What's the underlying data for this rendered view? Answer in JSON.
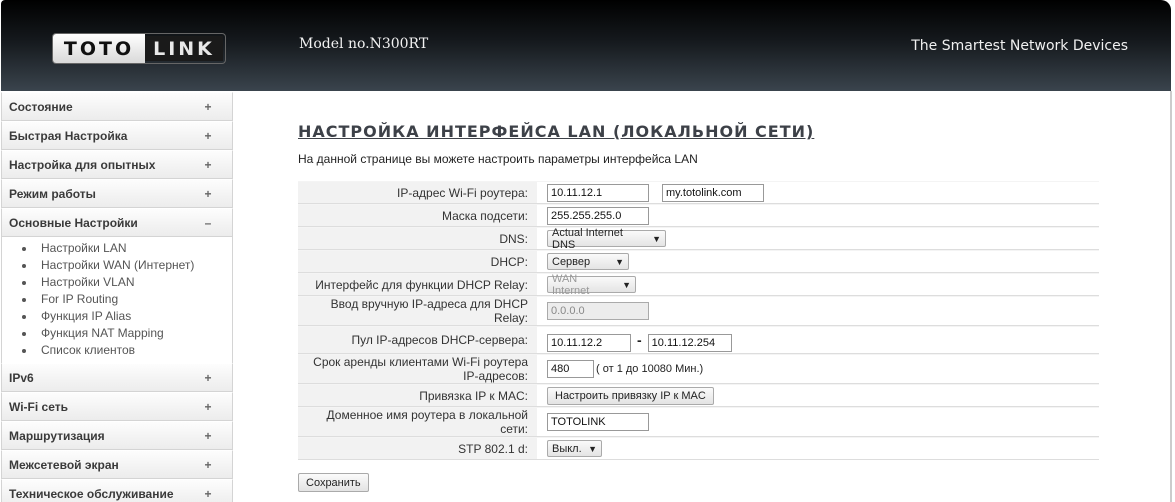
{
  "header": {
    "logo_left": "TOTO",
    "logo_right": "LINK",
    "model": "Model no.N300RT",
    "slogan": "The Smartest Network Devices"
  },
  "sidebar": {
    "items": [
      {
        "label": "Состояние",
        "sign": "+"
      },
      {
        "label": "Быстрая Настройка",
        "sign": "+"
      },
      {
        "label": "Настройка для опытных",
        "sign": "+"
      },
      {
        "label": "Режим работы",
        "sign": "+"
      },
      {
        "label": "Основные Настройки",
        "sign": "–",
        "expanded": true
      },
      {
        "label": "IPv6",
        "sign": "+"
      },
      {
        "label": "Wi-Fi сеть",
        "sign": "+"
      },
      {
        "label": "Маршрутизация",
        "sign": "+"
      },
      {
        "label": "Межсетевой экран",
        "sign": "+"
      },
      {
        "label": "Техническое обслуживание",
        "sign": "+"
      }
    ],
    "submenu": [
      "Настройки LAN",
      "Настройки WAN (Интернет)",
      "Настройки VLAN",
      "For IP Routing",
      "Функция IP Alias",
      "Функция NAT Mapping",
      "Список клиентов"
    ]
  },
  "main": {
    "title": "НАСТРОЙКА ИНТЕРФЕЙСА LAN (ЛОКАЛЬНОЙ СЕТИ)",
    "description": "На данной странице вы можете настроить параметры интерфейса LAN",
    "fields": {
      "ip_label": "IP-адрес Wi-Fi роутера:",
      "ip_value": "10.11.12.1",
      "domain_value": "my.totolink.com",
      "mask_label": "Маска подсети:",
      "mask_value": "255.255.255.0",
      "dns_label": "DNS:",
      "dns_value": "Actual Internet DNS",
      "dhcp_label": "DHCP:",
      "dhcp_value": "Сервер",
      "relay_if_label": "Интерфейс для функции DHCP Relay:",
      "relay_if_value": "WAN Internet",
      "relay_ip_label": "Ввод вручную IP-адреса для DHCP Relay:",
      "relay_ip_value": "0.0.0.0",
      "pool_label": "Пул IP-адресов DHCP-сервера:",
      "pool_start": "10.11.12.2",
      "pool_sep": "-",
      "pool_end": "10.11.12.254",
      "lease_label": "Срок аренды клиентами Wi-Fi роутера IP-адресов:",
      "lease_value": "480",
      "lease_hint": "( от 1 до 10080 Мин.)",
      "mac_label": "Привязка IP к MAC:",
      "mac_button": "Настроить привязку IP к MAC",
      "hostname_label": "Доменное имя роутера в локальной сети:",
      "hostname_value": "TOTOLINK",
      "stp_label": "STP 802.1 d:",
      "stp_value": "Выкл."
    },
    "save_label": "Сохранить"
  }
}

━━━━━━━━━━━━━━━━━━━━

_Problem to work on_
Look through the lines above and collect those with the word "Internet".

_Your solution_
      "dns_value": "Actual Internet DNS",
      "relay_if_value": "WAN Internet",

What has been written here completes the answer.